I spent three days in the hospital, constantly getting drops put in. But, I kept my eye. The doc said that she had never seen anything even nearly as bad as this, and I was lucky to still have my eye, but it would take some time before I could tell how bad the long lasting damage actually was. I would not be allowed to wear contacts again. I left the hospital in sunglasses, and even then, my eye was so sensitive, I kept them closed the entire trip home. If you see me now, you’ll see me always close my right eye more in bright sunlight.  I thank that ophthalmologist nearly every day.

A few months later, and a million visits back to the doc, there had been some progress. Dr Mathlaga had come to the fact that I had 60% vision in that eye. I would have a scar on there forever.  The scar was so large, you were actually able to see it with the naked eye. Thankfully, I could still play sports, but seeing the ball at times, in certain light conditions, was difficult.

I’ve seen a bunch of Ophthalmologists, and are all incredibly intrigued to hear the story. One optometrist refused to even check my eyes after I told him and he sent me back to the specialists. There is a way to fix it, but that would involve a corneal transplant, which, in all honesty, seems a bit extreme considering the place my eyes have settled in. Over the years, the scar has flattened and my vision has come to a stable place. The scar actually behaves like a contact lens and refracts the light enough to let me see without any aides. If I play cricket, I only play with one contact lens in – In my left eye. But that is only in bright light. In the dark, too much of the pupil is exposed to the scar, and not even glasses can help.

There are things I find difficult, though. For example, I can’t take a photo with my right eye through a viewfinder. I’m still learning how to do this, so if you see my try, you’ll know why I look like a tool. I can’t shoot a rifle – I can shoot it, I just can’t aim very well as you use your right eye with your right arm. I can’t use binoculars properly, or in fact, anything that really requires both eyes to focus. 3D movies were a problem for me. I wasn’t sure they’d be okay, but Avatar proved that wrong.

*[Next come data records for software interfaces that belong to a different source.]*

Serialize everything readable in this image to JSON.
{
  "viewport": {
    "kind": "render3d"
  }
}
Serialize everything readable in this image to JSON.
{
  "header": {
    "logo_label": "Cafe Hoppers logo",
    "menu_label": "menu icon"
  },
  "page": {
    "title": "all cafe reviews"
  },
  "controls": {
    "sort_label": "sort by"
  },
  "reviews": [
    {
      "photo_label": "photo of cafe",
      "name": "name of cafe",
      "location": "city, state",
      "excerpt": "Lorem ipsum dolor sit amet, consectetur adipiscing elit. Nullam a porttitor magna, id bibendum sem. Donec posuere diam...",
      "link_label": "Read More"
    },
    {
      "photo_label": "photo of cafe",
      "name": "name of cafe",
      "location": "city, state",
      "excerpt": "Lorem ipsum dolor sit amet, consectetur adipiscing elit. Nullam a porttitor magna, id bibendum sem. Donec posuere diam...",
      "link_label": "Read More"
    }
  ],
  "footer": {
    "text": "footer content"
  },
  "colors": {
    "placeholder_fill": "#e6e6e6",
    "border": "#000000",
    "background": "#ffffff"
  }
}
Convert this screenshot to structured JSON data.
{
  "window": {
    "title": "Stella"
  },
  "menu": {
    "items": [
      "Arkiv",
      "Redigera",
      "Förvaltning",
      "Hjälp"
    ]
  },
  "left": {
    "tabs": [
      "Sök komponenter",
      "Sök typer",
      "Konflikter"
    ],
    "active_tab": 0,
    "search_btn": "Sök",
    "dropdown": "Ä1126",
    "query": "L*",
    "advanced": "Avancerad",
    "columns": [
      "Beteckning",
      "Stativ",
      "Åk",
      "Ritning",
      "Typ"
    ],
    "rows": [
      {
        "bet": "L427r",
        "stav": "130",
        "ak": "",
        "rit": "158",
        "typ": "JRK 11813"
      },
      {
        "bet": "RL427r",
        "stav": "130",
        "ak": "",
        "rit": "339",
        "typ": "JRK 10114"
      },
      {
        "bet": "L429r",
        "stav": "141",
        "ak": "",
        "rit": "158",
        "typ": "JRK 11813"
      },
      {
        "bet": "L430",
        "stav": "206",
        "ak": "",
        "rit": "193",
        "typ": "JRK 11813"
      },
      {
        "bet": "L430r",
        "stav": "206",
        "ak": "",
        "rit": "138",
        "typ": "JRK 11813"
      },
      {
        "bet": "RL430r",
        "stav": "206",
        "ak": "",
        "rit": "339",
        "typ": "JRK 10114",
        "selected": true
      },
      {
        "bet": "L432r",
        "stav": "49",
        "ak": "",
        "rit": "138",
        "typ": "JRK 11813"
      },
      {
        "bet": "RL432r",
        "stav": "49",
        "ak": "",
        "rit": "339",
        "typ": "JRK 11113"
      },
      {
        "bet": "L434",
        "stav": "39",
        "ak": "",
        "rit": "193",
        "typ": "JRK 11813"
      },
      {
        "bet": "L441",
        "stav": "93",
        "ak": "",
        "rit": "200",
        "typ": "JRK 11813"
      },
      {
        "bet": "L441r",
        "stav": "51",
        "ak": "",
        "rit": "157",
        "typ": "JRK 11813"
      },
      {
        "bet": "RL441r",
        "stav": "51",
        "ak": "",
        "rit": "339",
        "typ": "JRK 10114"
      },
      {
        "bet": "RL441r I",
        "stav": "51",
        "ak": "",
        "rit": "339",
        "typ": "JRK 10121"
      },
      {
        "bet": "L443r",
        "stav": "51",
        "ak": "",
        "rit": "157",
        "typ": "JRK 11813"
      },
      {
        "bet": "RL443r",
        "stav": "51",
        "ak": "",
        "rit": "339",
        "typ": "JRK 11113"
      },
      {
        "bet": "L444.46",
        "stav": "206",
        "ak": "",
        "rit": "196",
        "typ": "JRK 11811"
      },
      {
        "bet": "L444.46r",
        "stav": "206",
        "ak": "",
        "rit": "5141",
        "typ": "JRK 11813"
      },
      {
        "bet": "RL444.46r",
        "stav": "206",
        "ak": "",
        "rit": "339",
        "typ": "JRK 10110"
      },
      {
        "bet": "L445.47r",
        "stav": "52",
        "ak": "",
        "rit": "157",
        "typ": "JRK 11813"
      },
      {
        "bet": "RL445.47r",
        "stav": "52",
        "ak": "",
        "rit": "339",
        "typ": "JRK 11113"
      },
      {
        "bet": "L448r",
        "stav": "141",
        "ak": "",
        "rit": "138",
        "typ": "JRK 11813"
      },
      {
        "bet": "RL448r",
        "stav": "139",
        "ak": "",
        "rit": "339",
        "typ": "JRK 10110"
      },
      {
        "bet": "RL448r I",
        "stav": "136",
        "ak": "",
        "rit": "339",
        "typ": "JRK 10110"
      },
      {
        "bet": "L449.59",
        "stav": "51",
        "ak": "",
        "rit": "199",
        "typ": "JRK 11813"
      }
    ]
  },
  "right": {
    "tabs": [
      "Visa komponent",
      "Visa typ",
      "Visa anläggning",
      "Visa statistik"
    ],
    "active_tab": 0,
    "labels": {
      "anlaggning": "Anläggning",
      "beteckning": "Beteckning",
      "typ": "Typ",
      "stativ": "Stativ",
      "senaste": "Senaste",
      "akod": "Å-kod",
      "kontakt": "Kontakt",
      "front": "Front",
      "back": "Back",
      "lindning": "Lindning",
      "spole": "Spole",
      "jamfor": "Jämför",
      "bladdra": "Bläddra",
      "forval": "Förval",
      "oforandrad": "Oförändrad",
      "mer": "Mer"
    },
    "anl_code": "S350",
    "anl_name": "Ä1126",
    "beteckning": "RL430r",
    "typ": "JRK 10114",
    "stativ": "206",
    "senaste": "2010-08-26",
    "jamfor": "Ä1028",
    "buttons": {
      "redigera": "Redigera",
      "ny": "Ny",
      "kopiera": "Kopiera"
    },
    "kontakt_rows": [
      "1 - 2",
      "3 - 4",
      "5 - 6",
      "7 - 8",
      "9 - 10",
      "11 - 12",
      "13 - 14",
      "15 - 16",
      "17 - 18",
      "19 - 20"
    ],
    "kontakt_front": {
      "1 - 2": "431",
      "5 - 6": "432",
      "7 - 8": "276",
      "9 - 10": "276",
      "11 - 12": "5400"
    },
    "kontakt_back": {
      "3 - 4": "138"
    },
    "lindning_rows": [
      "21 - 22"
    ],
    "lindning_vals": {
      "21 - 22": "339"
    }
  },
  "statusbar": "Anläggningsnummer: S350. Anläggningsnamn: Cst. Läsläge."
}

So, now I am doomed with glasses forever, but I have no complaints.  It’s an adjustment, but one I am very grateful to have to make.